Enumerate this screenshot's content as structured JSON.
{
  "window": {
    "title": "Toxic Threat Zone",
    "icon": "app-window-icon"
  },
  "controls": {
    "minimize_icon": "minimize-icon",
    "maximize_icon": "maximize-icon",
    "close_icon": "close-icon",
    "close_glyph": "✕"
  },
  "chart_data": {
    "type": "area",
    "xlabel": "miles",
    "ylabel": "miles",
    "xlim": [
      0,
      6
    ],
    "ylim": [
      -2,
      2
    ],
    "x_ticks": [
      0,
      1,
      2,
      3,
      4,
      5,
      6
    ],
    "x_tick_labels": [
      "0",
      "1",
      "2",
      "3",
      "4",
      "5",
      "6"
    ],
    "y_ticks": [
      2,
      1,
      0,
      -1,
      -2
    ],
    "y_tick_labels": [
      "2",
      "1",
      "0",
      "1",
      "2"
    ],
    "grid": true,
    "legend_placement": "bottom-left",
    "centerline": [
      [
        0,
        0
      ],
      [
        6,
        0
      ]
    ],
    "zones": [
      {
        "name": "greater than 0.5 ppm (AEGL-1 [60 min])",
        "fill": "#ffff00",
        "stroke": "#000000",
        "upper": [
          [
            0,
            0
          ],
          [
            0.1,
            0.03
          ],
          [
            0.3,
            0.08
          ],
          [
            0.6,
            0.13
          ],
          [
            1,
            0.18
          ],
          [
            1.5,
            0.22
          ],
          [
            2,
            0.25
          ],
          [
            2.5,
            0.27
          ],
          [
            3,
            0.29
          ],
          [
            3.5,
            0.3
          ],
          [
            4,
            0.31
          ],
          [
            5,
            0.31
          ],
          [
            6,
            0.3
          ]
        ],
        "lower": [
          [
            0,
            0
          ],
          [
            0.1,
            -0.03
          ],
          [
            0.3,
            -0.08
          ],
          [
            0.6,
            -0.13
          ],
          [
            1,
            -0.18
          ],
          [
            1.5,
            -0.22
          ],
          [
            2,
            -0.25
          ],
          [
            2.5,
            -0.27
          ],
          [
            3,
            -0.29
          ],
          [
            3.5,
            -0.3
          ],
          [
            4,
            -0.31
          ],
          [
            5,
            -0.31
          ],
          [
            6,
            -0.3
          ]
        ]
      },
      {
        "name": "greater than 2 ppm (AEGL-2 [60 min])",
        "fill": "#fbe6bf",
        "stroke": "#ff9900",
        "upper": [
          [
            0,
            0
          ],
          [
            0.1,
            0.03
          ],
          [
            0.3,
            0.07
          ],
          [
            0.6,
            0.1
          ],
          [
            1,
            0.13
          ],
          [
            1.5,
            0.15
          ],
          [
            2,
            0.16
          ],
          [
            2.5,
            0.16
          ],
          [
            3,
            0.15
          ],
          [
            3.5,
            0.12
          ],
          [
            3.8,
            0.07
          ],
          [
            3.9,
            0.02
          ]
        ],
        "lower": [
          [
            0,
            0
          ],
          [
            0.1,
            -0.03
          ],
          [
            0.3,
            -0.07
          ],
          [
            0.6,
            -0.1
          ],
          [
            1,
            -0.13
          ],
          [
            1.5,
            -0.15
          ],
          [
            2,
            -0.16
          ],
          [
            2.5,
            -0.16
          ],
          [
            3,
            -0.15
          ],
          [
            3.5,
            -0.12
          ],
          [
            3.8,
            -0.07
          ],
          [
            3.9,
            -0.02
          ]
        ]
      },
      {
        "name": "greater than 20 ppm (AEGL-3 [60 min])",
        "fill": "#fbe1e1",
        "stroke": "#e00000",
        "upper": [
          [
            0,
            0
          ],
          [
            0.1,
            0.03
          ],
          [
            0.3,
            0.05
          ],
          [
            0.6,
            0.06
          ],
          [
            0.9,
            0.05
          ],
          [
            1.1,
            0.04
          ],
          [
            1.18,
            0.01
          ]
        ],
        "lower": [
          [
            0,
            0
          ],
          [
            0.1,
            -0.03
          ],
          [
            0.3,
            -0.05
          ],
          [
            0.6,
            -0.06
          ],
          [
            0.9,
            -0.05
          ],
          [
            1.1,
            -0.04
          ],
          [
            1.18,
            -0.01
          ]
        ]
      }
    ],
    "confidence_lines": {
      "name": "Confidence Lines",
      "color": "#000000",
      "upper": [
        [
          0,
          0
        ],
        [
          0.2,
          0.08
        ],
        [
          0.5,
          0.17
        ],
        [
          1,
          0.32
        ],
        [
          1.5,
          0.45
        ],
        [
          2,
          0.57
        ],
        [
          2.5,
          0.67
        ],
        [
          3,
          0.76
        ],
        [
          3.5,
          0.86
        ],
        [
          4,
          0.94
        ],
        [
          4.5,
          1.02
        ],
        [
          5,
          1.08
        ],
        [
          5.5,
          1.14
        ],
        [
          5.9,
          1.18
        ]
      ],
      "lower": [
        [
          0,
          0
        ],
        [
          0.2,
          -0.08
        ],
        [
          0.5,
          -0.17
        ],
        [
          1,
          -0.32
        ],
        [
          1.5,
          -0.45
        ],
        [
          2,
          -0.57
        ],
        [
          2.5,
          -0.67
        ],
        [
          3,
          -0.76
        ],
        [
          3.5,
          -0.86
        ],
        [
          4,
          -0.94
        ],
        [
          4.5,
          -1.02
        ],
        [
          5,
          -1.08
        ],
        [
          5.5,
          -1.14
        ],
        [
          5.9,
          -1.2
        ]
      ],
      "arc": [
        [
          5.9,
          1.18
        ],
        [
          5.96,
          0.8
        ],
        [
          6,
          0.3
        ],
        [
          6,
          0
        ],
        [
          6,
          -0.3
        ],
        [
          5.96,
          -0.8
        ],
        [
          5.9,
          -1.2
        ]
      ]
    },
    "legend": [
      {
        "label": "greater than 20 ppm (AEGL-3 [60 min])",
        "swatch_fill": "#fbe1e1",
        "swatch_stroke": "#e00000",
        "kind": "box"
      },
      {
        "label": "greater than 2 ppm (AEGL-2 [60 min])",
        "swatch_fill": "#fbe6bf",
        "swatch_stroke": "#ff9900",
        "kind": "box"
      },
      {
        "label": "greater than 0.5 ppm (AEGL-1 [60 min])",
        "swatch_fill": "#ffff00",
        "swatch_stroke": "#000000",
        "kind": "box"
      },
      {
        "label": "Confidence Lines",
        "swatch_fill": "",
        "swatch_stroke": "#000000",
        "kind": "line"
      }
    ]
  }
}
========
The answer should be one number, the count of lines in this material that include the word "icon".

4